    Dissension has broken out in the top ranks of Afghanistan’s Taliban. The group has muddled along without an operational head since February, when Mullah Mohammed Omar’s second in command, Mullah Abdul Ghani Baradar, was arrested in Karachi, Pakistan. (It was Baradar who directed the Taliban’s day-to-day affairs while the Taliban’s living symbol and spiritual leader, Mullah Omar, stayed safely hidden from the Americans.)
  • One Possible Source for Times Square Bomber's Funding: Dad

    One of the questions that continues to surround the investigation into the attempted Times Square car bombing: Where did suspect Faisal Shahzad get the financial resources to carry out the attack, including funds he used to travel back and forth to his native Pakistan for what he has told investigators was terrorist training in North Waziristan with the Pakistani Taliban, as well as money he used to buy a sophisticated rifle and the materials—including firecrackers, propane tanks, fertilizer, and a second-hand Nissan Pathfinder?
  • How Jihadist Recruiters Check for Spies
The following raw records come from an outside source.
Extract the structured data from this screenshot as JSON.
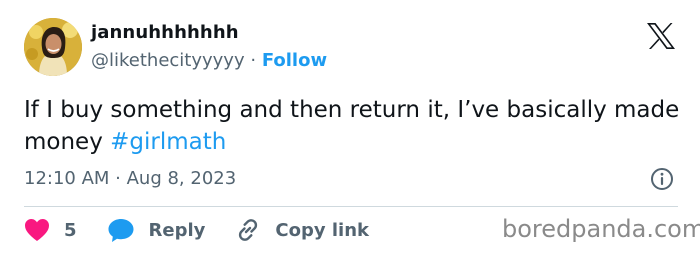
{
  "author": {
    "display_name": "jannuhhhhhhh",
    "handle": "@likethecityyyyy",
    "separator": "·",
    "follow_label": "Follow"
  },
  "tweet": {
    "text": "If I buy something and then return it, I’ve basically made money ",
    "hashtag": "#girlmath"
  },
  "meta": {
    "timestamp": "12:10 AM · Aug 8, 2023"
  },
  "actions": {
    "like_count": "5",
    "reply_label": "Reply",
    "copy_label": "Copy link"
  },
  "watermark": "boredpanda.com",
  "colors": {
    "accent": "#1d9bf0",
    "like": "#f91880",
    "secondary_text": "#536471",
    "primary_text": "#0f1419",
    "divider": "#cfd9de"
  },
  "icons": [
    "x-logo-icon",
    "info-icon",
    "heart-icon",
    "reply-bubble-icon",
    "link-icon"
  ]
}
    Al Qaeda's friends and allies on the Afghan-Pakistani frontier have no shortage of recruits like Faisal Shahzad, the would-be Times Square bomber. "With all this new technology, it's not difficult to recruit people in the West," says an Afghan Taliban planner and organizer who operates on both sides of the border. Over the past two years, he says, several jihadist Web sites linked to the Afghan Taliban have received hundreds of e-mails from aspiring jihadists in the West who "want to join us." According to him, the Haqqani network, a Taliban affiliate based in North Waziristan, has set up a special working group to screen the flood of messages from eager volunteers and the scores of hopeful recruits who simply arrive unannounced at the camps in the tribal badlands, offering their lives for the holy war. "It's hard to contact Al Qaeda," says the organizer, "But it's very easy...